An interactive and lively discussion looked into the issue of reliable and timely data and statistics for monitoring the progress towards the Sustainable Development Goals (SDGs) in Bangladesh. High level policy makers, academics, development partners and members of civil society attended the dialogue organized by UNFPA and The Daily Star. They highlighted the need for SDGs to be monitored and measured in real time to ensure success. There was a strong consensus that it is high time to mobilise political and financial commitments to support better data for the SDGs.
Lessons learned from the Millennium Development Goals have made it clear that monitoring is central in achieving goals. In the case of the MDGs data was collected, however with delays and a lack of comprehensiveness. The data collected could therefore not be used as a real-time management tool for governments, civil society organisations and businesses to measure progress and revise approaches where needed. To overcome these gaps, it is critically important to improve availability of data and analysis towards sustainable development in order to help governments track progress, ensure that decisions are evidence-based, and strengthen accountability, said participants at the dialogue.
The very idea of sustainability is directly linked with inclusiveness. The principles of inclusiveness and leaving no one behind are at the core of the 2030 Agenda. No one should be discriminated because of his or her age, sex, disability, race, ethnicity, origin, religion, and economic or other status. That's why to achieve sustainability disaggregated data is required - by geographic location and by sex and gender, but also by population groups, such as children, women of reproductive age, youth and elderly, ethnic and religious minorities and other vulnerable groups.
Planning Minister A H M Mustafa Kamal said that Bangladesh government is taking the SDGs seriously, and considers data collection as a vital tool in measuring the country's progress towards sustainable development. The SDGs and targets are incorporated in the national planning processes, particularly in the five-year plans. The recently passed Statistical Act, 2013, gives the Bangladesh Bureau of Statistics (BBS) the mandate to collect and endorse all official statistics. It will be the primary institution for generation of statistics, with assistance from the Bangladesh Institute of Development Studies (BIDS) and relevant government bodies, said the minister.

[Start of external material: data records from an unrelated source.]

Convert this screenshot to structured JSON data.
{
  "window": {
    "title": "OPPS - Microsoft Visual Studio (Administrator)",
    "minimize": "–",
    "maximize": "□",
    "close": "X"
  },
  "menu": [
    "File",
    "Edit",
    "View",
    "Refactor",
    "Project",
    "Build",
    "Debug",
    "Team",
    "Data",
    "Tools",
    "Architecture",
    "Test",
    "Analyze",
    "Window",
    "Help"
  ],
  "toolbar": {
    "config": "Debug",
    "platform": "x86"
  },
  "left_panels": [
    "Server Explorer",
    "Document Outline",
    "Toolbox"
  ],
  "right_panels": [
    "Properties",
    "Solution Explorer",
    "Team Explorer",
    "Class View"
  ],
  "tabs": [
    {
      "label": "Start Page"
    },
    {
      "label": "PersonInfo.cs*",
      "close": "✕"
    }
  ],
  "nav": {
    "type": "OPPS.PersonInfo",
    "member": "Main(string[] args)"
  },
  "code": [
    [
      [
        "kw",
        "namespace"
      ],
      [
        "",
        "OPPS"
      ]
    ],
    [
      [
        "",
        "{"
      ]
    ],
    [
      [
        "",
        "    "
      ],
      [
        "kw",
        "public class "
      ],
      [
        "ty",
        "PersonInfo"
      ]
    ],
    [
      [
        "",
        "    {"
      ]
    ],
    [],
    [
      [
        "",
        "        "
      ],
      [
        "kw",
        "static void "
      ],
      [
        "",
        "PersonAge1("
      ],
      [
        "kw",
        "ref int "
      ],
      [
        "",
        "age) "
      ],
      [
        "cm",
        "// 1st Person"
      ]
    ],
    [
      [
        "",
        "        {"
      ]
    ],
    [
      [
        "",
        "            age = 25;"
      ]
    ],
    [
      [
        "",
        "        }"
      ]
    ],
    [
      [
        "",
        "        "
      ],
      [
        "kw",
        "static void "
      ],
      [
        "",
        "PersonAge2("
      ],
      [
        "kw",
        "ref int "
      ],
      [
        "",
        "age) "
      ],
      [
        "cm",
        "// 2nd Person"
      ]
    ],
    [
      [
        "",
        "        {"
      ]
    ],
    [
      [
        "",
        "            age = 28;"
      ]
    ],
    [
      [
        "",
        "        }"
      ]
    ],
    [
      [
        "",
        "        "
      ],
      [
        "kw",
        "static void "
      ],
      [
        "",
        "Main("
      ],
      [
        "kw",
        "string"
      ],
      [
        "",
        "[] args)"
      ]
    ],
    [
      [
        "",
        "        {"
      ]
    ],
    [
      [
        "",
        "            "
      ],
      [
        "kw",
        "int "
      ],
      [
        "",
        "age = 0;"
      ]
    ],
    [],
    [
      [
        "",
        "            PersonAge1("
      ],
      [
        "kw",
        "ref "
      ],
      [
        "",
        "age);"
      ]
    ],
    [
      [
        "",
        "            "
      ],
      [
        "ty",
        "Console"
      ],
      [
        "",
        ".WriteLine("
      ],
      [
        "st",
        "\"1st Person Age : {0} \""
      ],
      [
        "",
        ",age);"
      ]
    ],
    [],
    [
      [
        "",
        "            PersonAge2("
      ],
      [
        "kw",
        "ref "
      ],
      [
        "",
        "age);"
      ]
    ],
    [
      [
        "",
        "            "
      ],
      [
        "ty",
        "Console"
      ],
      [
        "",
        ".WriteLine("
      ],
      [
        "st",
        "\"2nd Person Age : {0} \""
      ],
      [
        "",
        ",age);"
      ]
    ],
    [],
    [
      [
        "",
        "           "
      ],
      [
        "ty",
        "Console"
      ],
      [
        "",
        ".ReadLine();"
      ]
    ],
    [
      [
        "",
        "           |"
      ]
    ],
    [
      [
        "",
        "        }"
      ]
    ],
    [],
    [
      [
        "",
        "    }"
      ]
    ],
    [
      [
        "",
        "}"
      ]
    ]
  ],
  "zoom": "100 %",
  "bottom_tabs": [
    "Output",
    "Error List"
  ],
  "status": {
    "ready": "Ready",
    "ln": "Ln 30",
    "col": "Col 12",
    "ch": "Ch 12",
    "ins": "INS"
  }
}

Pointing to the present status of the country's preparation for generating data relevant to the SDGs, a senior official of the Planning Ministry of Bangladesh explained that among the 230 SDG indicators, information on 63 indicators is available from the existing data generation system of the country. Data on another 67 indicators can be generated by slight modification of the existing system. For the rest 100 indicators, new surveys and means of data collection need to be developed, said the official. That's why the government is now focusing on generating administrative data from line ministries and other government institutions up to the grassroots level. A SDG cell has been set up at BBS. It focuses on data generation and gives an opportunity to have coordination among all other data producing agencies. A national strategy for development statistics has already been developed by BBS and a master plan soon to be finalized will address the data needs in a structured manner. So far, 44 projects have been identified to collect and analyse data in order to meet the 17 Sustainable Development Goals, said the government representative. Professor Dr. Shamsul Alam, member General Economic Division of the Planning Commission, highlighted the need for national household surveys more frequently to get efficient data.
Measuring progress and achievement of the SDGs requires a large amount of disaggregated data, which poses challenges, as data needs to be collected from various sources and aggregated in a structured manner. The government will be required to standardize data collection and data processing systems, said the experts present at the programme. Investments should be made in skilled human resources along with the application of modern technologies for data collection and management.
On the need for data and metrics, all the participants agreed that political commitment is vital. A stronger national leadership is needed to bring together relevant national entities that produce data that meet the demands for monitoring of the SDGs. More investment and technical assistance should be channeled for data generation, particularly in Civil Vital Registration System (CRVS), said the participants. It is also important to bring together international partners to avoid duplications in technical and financial assistance. The programme ended with the call for 'data revolution' that will significantly improve the statistical capacity of the country and better prepare it for achieving the Sustainable Development Goals.